In rotational tests a constant and very low shear load is set in the first test interval (behavior at rest) and third interval (regeneration). In the second interval (shear load) a constant high shear load is applied in order to simulate the shearing process which occurs when the ketchup is squeezed out of the bottle or filled into the bottle.
After shear load, Ketchup 1 clearly shows a complete structural regeneration quicker than Ketchup 2, despite Ketchup 1 having a lower viscosity in the second phase. Ketchup 2 shows a considerably slower structural regeneration, which is not yet complete even after the end of the measurement duration of 600 s.
In oscillatory tests the first and third phases have a constant set angular frequency and a consistent deformation within the linear-viscoelastic range.

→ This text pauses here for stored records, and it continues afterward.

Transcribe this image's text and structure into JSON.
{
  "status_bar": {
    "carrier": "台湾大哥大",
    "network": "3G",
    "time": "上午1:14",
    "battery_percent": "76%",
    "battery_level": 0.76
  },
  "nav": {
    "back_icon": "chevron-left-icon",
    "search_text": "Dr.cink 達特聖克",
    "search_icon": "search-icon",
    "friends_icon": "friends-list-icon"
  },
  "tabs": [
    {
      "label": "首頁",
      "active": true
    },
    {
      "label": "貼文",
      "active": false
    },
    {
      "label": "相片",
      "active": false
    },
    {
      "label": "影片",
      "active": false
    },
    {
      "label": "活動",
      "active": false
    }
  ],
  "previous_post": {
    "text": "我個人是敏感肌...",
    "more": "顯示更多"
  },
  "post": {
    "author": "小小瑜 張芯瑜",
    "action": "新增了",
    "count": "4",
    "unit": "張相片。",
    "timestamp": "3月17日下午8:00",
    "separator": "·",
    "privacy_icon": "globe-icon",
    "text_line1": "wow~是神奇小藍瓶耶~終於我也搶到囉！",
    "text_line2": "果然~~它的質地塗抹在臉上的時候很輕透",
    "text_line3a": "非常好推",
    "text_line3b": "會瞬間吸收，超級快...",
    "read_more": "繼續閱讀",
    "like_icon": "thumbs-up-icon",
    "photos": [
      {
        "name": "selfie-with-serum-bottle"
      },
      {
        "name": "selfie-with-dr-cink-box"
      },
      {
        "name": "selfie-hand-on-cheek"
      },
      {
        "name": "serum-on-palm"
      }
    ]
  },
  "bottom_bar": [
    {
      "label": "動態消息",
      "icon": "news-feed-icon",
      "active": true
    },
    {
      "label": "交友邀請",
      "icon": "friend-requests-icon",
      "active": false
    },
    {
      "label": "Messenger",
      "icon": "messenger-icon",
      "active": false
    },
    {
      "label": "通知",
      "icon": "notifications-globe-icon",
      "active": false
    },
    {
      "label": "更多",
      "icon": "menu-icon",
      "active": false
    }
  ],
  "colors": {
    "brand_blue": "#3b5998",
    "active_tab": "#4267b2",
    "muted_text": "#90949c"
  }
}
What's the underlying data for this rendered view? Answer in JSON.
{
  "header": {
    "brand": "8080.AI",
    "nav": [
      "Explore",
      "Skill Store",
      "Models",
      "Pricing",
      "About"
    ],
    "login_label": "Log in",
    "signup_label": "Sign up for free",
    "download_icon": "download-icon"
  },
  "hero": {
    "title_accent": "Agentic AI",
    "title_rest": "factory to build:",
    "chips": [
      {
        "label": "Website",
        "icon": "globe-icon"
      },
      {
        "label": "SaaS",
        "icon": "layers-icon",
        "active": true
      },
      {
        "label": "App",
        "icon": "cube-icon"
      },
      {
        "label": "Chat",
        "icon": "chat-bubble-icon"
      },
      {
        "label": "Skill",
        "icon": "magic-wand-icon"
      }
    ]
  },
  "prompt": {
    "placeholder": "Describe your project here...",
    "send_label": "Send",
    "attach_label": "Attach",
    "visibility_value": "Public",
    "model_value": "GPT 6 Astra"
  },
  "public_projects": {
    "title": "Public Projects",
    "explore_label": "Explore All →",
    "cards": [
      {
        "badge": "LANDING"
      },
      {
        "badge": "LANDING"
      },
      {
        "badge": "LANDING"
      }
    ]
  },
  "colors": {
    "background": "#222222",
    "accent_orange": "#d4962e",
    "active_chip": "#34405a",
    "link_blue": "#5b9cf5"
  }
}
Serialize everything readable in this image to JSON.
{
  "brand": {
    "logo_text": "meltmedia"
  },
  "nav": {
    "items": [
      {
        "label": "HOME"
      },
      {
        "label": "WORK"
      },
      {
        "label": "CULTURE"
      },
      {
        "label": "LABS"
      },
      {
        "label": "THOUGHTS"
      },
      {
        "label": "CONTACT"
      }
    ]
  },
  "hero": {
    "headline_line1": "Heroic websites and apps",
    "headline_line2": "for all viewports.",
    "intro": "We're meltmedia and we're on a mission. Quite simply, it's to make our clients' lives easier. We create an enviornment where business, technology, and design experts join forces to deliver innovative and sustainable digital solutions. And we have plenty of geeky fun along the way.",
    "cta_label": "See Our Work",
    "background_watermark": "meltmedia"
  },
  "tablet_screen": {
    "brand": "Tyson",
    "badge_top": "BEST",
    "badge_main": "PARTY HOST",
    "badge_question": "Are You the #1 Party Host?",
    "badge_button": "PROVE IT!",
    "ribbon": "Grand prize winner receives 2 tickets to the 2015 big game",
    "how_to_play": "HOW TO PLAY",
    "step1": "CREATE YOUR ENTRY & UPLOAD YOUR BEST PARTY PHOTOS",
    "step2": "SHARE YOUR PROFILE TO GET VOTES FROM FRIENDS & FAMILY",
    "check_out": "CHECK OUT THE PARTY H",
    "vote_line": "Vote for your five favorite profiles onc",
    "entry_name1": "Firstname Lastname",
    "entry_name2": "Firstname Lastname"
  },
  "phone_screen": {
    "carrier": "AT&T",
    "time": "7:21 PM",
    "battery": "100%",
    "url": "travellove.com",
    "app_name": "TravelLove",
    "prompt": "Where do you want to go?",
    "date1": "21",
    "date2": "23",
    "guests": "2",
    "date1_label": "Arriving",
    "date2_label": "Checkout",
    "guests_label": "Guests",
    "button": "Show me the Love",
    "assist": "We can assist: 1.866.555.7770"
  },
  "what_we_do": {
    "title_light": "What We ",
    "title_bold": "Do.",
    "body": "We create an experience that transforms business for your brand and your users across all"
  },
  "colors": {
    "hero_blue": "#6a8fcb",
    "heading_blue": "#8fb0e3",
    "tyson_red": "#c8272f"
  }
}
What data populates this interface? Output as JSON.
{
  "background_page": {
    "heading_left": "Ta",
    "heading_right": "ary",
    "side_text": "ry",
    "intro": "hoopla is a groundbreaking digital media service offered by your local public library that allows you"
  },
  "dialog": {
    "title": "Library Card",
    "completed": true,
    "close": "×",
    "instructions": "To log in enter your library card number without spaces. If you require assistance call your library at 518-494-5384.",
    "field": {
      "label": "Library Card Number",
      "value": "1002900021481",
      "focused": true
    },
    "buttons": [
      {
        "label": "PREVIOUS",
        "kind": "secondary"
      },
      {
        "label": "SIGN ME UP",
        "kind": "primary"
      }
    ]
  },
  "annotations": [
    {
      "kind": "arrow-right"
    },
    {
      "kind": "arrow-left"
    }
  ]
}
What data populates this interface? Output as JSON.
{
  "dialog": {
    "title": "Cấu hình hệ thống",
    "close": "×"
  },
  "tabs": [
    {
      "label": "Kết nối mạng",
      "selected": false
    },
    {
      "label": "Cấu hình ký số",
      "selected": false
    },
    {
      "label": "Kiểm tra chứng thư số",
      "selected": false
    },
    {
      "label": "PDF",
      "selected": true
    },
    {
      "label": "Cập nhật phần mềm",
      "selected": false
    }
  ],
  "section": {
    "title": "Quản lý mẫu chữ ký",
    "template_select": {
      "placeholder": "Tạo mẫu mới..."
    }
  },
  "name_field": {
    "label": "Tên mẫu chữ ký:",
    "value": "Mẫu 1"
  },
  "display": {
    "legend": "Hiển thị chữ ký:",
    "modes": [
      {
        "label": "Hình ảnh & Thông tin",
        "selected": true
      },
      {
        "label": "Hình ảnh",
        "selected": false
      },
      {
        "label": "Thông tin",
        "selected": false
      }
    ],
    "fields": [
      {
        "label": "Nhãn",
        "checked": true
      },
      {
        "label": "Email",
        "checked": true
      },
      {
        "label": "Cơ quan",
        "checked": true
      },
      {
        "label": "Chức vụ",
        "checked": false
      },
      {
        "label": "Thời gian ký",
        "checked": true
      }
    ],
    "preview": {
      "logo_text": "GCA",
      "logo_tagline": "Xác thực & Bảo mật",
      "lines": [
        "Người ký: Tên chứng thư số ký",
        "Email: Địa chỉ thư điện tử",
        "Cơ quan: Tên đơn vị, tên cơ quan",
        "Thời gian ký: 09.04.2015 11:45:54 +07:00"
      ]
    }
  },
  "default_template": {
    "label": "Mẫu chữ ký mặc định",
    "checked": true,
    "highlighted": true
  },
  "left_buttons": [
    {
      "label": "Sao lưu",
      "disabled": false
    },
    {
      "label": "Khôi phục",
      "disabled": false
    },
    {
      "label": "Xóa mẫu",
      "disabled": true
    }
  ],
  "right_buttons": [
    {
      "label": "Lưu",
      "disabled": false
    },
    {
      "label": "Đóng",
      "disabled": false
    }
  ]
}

The second interval is carried out with rotation at a constant shear rate in order to simulate the shearing process.
Despite its high viscosity at rest, Ketchup 1 has a lower viscosity under shearing (pouring out of the bottle) than Ketchup 2. The structural regeneration of Ketchup 1 takes longer than the time required by Ketchup 2. This means that Ketchup 1 has a longer time to flow which results in a layer thickness which is thinner than that of Ketchup 2.
The step test in rotation or oscillation used on a quickly adjusting MCR rheometer with a highly dynamic measuring drive provides the capability to determine the time-dependent structural regeneration of ketchup. This is quickest and easiest on one of the two newly developed rheometers: MCR 72 and MCR 92. Both models provide the highest accuracy combined with simple operation.